The old coastguard station - now a private dwelling - can be seen just beside the pier. It once employed eight men, whose services were often required. Many ships sank off Cahore in the past, the most noteworthy of which was the Irrawaddy way back in 1895. The seats in St. Mary's Church in nearby Ballygarrett were made from her timbers!

Thankfully, modern technology means larger ships very rarely encounter problems off our coasts anymore. However, smaller vessels who run into trouble near Cahore can rely on the Cahore Inshore Rescue Service, which operates out of the Old Rocket House with a crew of 12 volunteers.

The night seaview from the pier can feature a myriad of lights when the seas are rough further out, as large fishing vessels, cargo ships, oil tankers, and even the Navy come closer to shore to take advantage of the natural shelter provided by Cahore Point. The huge Irish Lights vessel ILV Granuaile is also a regular passer-by, as she continues her endless task of maintaining the system of automatic navigation buoys that allow ships to pass safely through Irish waters.

The South Beach

The South Beach, viewed from the cliffs beside Cahore Castle. The South Beach, viewed from the cliffs beside Cahore Castle.

The "South Beach", which is just 2 minutes walk from Cahore Holiday & Leisure Park, is a massive sandy beach that begins just behind Cahore Castle, and stretches for miles and miles to the south - more than 20 miles, in fact, all the way past Curracloe, near Wexford town.

Even at high tide, the beach itself is huge; at low tide, it's quite a walk just to reach the shoreline! It's one of the longest beaches in the whole country, and may be very familiar to movie-lovers: Much of the bloody D-Day landings featured in the movie Saving Private Ryan were filmed on the beach further south at Ballinesker. As well as being popular with summertime bathers, the South Beach also provides excellent fishing for sea anglers.

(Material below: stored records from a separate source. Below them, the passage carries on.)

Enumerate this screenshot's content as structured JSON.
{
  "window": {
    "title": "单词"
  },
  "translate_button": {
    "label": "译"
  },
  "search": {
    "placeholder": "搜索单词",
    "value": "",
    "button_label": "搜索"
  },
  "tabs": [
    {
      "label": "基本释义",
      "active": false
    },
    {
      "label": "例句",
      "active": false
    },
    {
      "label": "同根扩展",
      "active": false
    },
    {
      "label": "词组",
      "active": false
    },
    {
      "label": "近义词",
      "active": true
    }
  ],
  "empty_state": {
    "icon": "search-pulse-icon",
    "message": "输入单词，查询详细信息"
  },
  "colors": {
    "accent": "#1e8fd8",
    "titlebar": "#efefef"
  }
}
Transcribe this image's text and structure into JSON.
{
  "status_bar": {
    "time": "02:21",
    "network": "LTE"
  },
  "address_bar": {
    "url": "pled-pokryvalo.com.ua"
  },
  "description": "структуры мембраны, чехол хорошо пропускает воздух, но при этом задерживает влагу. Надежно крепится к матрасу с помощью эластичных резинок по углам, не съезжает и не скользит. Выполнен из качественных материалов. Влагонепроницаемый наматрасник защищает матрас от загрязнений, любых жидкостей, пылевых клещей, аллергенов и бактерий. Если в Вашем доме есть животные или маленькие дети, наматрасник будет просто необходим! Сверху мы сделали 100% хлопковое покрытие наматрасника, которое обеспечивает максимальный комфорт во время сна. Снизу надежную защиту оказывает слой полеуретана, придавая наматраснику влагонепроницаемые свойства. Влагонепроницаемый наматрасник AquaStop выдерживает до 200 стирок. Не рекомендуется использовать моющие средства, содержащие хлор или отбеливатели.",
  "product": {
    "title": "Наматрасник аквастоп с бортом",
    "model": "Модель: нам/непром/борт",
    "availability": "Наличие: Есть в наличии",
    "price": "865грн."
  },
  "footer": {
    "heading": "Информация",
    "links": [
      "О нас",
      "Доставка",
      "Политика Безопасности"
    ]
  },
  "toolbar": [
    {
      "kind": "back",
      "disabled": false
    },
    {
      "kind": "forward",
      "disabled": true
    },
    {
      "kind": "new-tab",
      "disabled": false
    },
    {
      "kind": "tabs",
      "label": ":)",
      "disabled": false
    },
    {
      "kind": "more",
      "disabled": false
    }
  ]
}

Cahore Special Area of Conservation

Adjacent to the South Beach is a very large system of sand dunes, some rising up to 60-feet high, all backed by extensive areas of wetland, lagoonal drainage areas, and polder grasslands. Several miles of these dunes, and the surrounding areas, have been listed as a Special Area of Conservation by the National Parks & Wildlife Service, which terms the area "Cahore Dunes & Polders".

The dunes support several very rare and protected plant species like Wild Asparagus, Moore's Horsetail, Sharp Rush, and Hound's-tongue. The extremely rare Soft Hornwort plant has been recently found in Cahore too. Except for one other location in south Wexford, this plant has not been recorded anywhere else in Ireland. Cahore is also the only known site in Co. Wexford where Umbellate Hawkweed can be found.

Cahore Dunes and Polders is also considered a site of major ornithological importance too, especially for wintering waterfowl. It's an important feeding site for a sub-flock of the Wexford Harbour Greenland White-fronted Goose population. Both Whooper and Bewick's Swans are found here too, as are nationally-significant populations of Wigeon, Golden Plover, Shoveler, and Lapwing. Other bird species of significance are Teal, Mallard, and Curlew.